* _Directions for this task_
Reproduce each line of the material that follows, word for word.

*** Opening Records to process ***

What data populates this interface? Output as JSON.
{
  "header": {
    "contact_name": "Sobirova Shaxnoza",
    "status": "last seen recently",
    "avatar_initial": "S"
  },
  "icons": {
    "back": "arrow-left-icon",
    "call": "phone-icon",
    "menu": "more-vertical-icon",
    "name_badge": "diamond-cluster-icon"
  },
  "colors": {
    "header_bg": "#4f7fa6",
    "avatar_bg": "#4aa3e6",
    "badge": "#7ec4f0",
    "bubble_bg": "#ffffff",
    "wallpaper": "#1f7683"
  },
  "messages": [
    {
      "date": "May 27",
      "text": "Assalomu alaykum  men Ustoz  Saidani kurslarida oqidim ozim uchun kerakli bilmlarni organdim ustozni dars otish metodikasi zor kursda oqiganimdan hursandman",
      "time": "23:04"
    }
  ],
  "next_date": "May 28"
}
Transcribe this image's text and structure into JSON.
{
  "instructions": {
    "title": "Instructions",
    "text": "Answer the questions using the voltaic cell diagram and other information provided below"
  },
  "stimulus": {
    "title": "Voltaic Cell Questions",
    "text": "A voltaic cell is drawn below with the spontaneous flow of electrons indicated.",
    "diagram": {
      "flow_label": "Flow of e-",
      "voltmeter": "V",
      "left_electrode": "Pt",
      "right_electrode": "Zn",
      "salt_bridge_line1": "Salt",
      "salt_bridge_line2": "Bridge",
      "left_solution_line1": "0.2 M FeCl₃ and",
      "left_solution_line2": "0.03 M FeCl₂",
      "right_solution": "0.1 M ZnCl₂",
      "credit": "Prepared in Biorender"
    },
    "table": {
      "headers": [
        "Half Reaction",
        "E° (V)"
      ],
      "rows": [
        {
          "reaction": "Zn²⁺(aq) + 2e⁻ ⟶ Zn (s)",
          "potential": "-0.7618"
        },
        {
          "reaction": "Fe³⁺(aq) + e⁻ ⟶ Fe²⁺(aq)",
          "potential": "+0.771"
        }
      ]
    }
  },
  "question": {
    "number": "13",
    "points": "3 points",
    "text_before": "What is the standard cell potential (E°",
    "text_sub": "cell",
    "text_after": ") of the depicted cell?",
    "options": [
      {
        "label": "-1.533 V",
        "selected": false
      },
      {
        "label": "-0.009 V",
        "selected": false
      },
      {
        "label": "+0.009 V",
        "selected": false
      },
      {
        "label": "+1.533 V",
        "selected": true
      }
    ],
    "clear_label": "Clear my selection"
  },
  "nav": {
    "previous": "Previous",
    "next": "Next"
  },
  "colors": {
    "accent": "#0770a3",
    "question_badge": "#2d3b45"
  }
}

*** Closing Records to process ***

* _Solution_
What data populates this interface? Output as JSON.
{
  "header": {
    "contact_name": "Sobirova Shaxnoza",
    "status": "last seen recently",
    "avatar_initial": "S"
  },
  "icons": {
    "back": "arrow-left-icon",
    "call": "phone-icon",
    "menu": "more-vertical-icon",
    "name_badge": "diamond-cluster-icon"
  },
  "colors": {
    "header_bg": "#4f7fa6",
    "avatar_bg": "#4aa3e6",
    "badge": "#7ec4f0",
    "bubble_bg": "#ffffff",
    "wallpaper": "#1f7683"
  },
  "messages": [
    {
      "date": "May 27",
      "text": "Assalomu alaykum  men Ustoz  Saidani kurslarida oqidim ozim uchun kerakli bilmlarni organdim ustozni dars otish metodikasi zor kursda oqiganimdan hursandman",
      "time": "23:04"
    }
  ],
  "next_date": "May 28"
}
Transcribe this image's text and structure into JSON.
{
  "instructions": {
    "title": "Instructions",
    "text": "Answer the questions using the voltaic cell diagram and other information provided below"
  },
  "stimulus": {
    "title": "Voltaic Cell Questions",
    "text": "A voltaic cell is drawn below with the spontaneous flow of electrons indicated.",
    "diagram": {
      "flow_label": "Flow of e-",
      "voltmeter": "V",
      "left_electrode": "Pt",
      "right_electrode": "Zn",
      "salt_bridge_line1": "Salt",
      "salt_bridge_line2": "Bridge",
      "left_solution_line1": "0.2 M FeCl₃ and",
      "left_solution_line2": "0.03 M FeCl₂",
      "right_solution": "0.1 M ZnCl₂",
      "credit": "Prepared in Biorender"
    },
    "table": {
      "headers": [
        "Half Reaction",
        "E° (V)"
      ],
      "rows": [
        {
          "reaction": "Zn²⁺(aq) + 2e⁻ ⟶ Zn (s)",
          "potential": "-0.7618"
        },
        {
          "reaction": "Fe³⁺(aq) + e⁻ ⟶ Fe²⁺(aq)",
          "potential": "+0.771"
        }
      ]
    }
  },
  "question": {
    "number": "13",
    "points": "3 points",
    "text_before": "What is the standard cell potential (E°",
    "text_sub": "cell",
    "text_after": ") of the depicted cell?",
    "options": [
      {
        "label": "-1.533 V",
        "selected": false
      },
      {
        "label": "-0.009 V",
        "selected": false
      },
      {
        "label": "+0.009 V",
        "selected": false
      },
      {
        "label": "+1.533 V",
        "selected": true
      }
    ],
    "clear_label": "Clear my selection"
  },
  "nav": {
    "previous": "Previous",
    "next": "Next"
  },
  "colors": {
    "accent": "#0770a3",
    "question_badge": "#2d3b45"
  }
}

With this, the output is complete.